"The microorganisms thriving on the surface of marine tropical worms are an inexhaustible source of wonder!" exclaims the environmental microbiologist Silvia Bulgheresi. After showing in 2012 that some rod-shaped bacteria are capable of dividing lengthwise – a fascinating alternative to what we knew about cell division so far – her team has been taken again by surprise. The crescent-shaped filamentous bacteria covering the surface of the Eubostrichus fertilis worm are attached with both ends to its surface, making it look like a rope (Fig. 1). A closer look at this peculiar arrangement reveals, that the shortest crescents are closest to the worm’s surface and, like the layers of an onion, up to ten-fold longer crescents are stacked on top of them. By imaging thousands of these cells, the scientist could show that this unprecedented size variability arises because they divide at every length comprised between 3 and 45 micrometer. "We adults may vary from 0.6 to 2.6 m in height. If we were to be bacteria standing on an E. fertilis, our height would range from 0.6 m to over 6 m and, perhaps even more astounding, our chance to meet a 0.6 m-tall person would be fairly similar to that of meeting a 6 m-tall one", enthusiastically explains PhD student Nikolaus Leisch, first author of the scientific paper together with PhD student Nika Pende.
But what about the tiny little friends of the closely related E. dianeae worm? Here, the filamentous bacteria are attached to the worm host with only one end, as if to form a fur (Fig. 2). How long can one bacterium, that is a fur hair be? Over a tenth of a millimeter, roughly the human vision lower limit. "Our study showed that the up to 120 micrometer long microbial partner of E. dianeae is the longest known bacterium capable to divide just like the more familiar, but much shorter (~ 2 micrometer), Escherichia coli", states Phd student Nika Pende with amazement "What we really want to know, now, is how these huge cells manage to find their exact middle and give rise to two identical daughter cells!"

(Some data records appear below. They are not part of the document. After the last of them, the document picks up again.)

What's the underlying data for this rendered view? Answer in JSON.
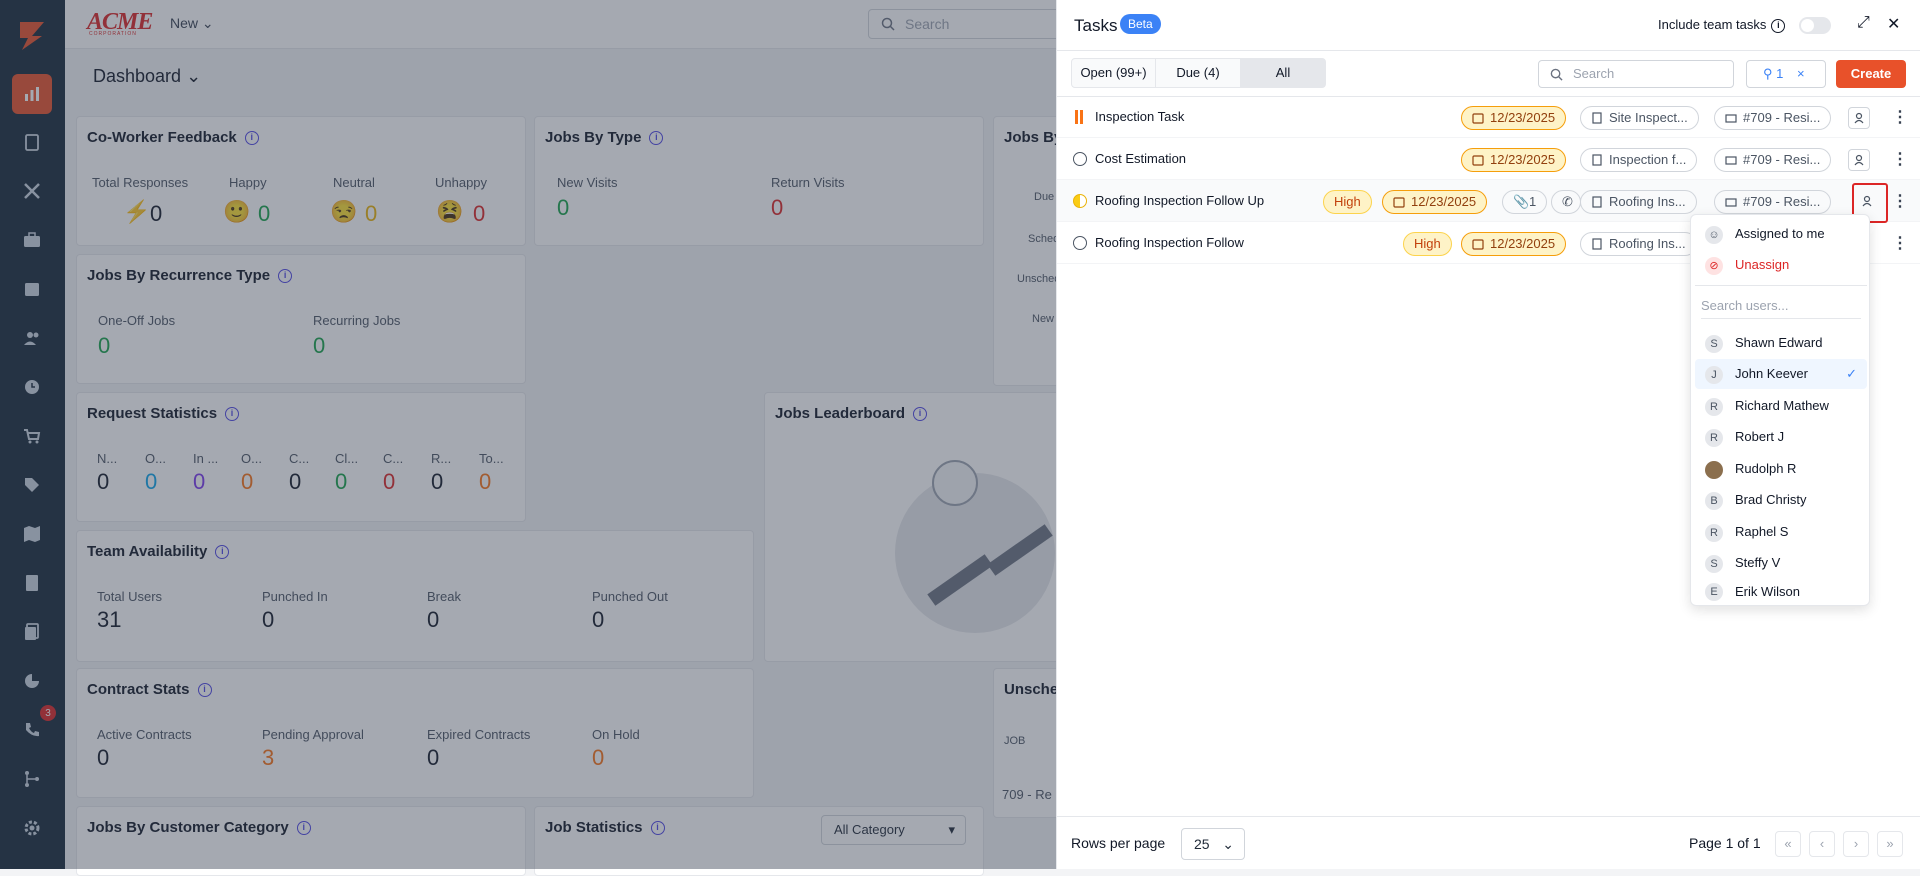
{
  "topbar": {
    "logo": "ACME",
    "logo_sub": "CORPORATION",
    "new_label": "New",
    "search_placeholder": "Search",
    "dashboard_label": "Dashboard"
  },
  "sidebar": {
    "badge": "3",
    "icons": [
      "logo-icon",
      "chart-icon",
      "clipboard-icon",
      "tools-icon",
      "briefcase-icon",
      "calendar-icon",
      "users-icon",
      "clock-icon",
      "cart-icon",
      "tag-icon",
      "map-icon",
      "invoice-icon",
      "documents-icon",
      "pie-icon",
      "phone-icon",
      "flow-icon",
      "settings-icon"
    ]
  },
  "cards": {
    "coworker": {
      "title": "Co-Worker Feedback",
      "labels": [
        "Total Responses",
        "Happy",
        "Neutral",
        "Unhappy"
      ],
      "values": [
        "0",
        "0",
        "0",
        "0"
      ]
    },
    "jobs_type": {
      "title": "Jobs By Type",
      "labels": [
        "New Visits",
        "Return Visits"
      ],
      "values": [
        "0",
        "0"
      ]
    },
    "jobs_by": {
      "title": "Jobs By",
      "rows": [
        "Due",
        "Sched",
        "Unsched",
        "New"
      ]
    },
    "recurrence": {
      "title": "Jobs By Recurrence Type",
      "labels": [
        "One-Off Jobs",
        "Recurring Jobs"
      ],
      "values": [
        "0",
        "0"
      ]
    },
    "request": {
      "title": "Request Statistics",
      "labels": [
        "N...",
        "O...",
        "In ...",
        "O...",
        "C...",
        "Cl...",
        "C...",
        "R...",
        "To..."
      ],
      "values": [
        "0",
        "0",
        "0",
        "0",
        "0",
        "0",
        "0",
        "0",
        "0"
      ]
    },
    "leaderboard": {
      "title": "Jobs Leaderboard"
    },
    "team": {
      "title": "Team Availability",
      "labels": [
        "Total Users",
        "Punched In",
        "Break",
        "Punched Out"
      ],
      "values": [
        "31",
        "0",
        "0",
        "0"
      ]
    },
    "contract": {
      "title": "Contract Stats",
      "labels": [
        "Active Contracts",
        "Pending Approval",
        "Expired Contracts",
        "On Hold"
      ],
      "values": [
        "0",
        "3",
        "0",
        "0"
      ]
    },
    "unsched": {
      "title": "Unsche",
      "col": "JOB",
      "row": "709 - Re"
    },
    "customer": {
      "title": "Jobs By Customer Category"
    },
    "jobstats": {
      "title": "Job Statistics",
      "select": "All Category"
    }
  },
  "panel": {
    "title": "Tasks",
    "beta": "Beta",
    "team_label": "Include team tasks",
    "tabs": [
      "Open (99+)",
      "Due (4)",
      "All"
    ],
    "search_placeholder": "Search",
    "filter_count": "1",
    "create_label": "Create",
    "tasks": [
      {
        "name": "Inspection Task",
        "priority": "",
        "date": "12/23/2025",
        "ref": "Site Inspect...",
        "job": "#709 - Resi..."
      },
      {
        "name": "Cost Estimation",
        "priority": "",
        "date": "12/23/2025",
        "ref": "Inspection f...",
        "job": "#709 - Resi..."
      },
      {
        "name": "Roofing Inspection Follow Up",
        "priority": "High",
        "date": "12/23/2025",
        "attach": "1",
        "ref": "Roofing Ins...",
        "job": "#709 - Resi..."
      },
      {
        "name": "Roofing Inspection Follow",
        "priority": "High",
        "date": "12/23/2025",
        "ref": "Roofing Ins...",
        "job": ""
      }
    ],
    "rows_per_page_label": "Rows per page",
    "rows_per_page": "25",
    "page_of": "Page 1 of 1"
  },
  "dropdown": {
    "assigned_to_me": "Assigned to me",
    "unassign": "Unassign",
    "search_placeholder": "Search users...",
    "users": [
      {
        "initial": "S",
        "name": "Shawn Edward"
      },
      {
        "initial": "J",
        "name": "John Keever",
        "selected": true
      },
      {
        "initial": "R",
        "name": "Richard Mathew"
      },
      {
        "initial": "R",
        "name": "Robert J"
      },
      {
        "initial": "",
        "name": "Rudolph R"
      },
      {
        "initial": "B",
        "name": "Brad Christy"
      },
      {
        "initial": "R",
        "name": "Raphel S"
      },
      {
        "initial": "S",
        "name": "Steffy V"
      },
      {
        "initial": "E",
        "name": "Erik Wilson"
      }
    ]
  }
}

What supersizes the bacteria associated to the two Eubostrichus worms? Why are they differently arranged on their respective animal partners? These are the key questions that the microbiologists’ team is currently tackling, by using state-of-the-art microscopic techniques and in cooperation with Prof. Tanneke den Blaauwen from the University of Amsterdam. One possible explanation is that each bacterial arrangement evolved to make the most out of its faithful partnership with the worm. Microorganisms make up to 1 kg of our body weight and may dramatically affect our health. Therefore, to learn whether yet unknown animal-derived factors may time bacterial proliferation might come in very handy.
Pende N., Leisch N., Gruber‐Vodicka H.R., Heindl N.R., Ott J.A., den Blaauwen T. and Bulgheresi S. Size‐independent symmetric division in extraordinarily long cells. 2014. Nature Communications. doi.10.1038/ncomm5803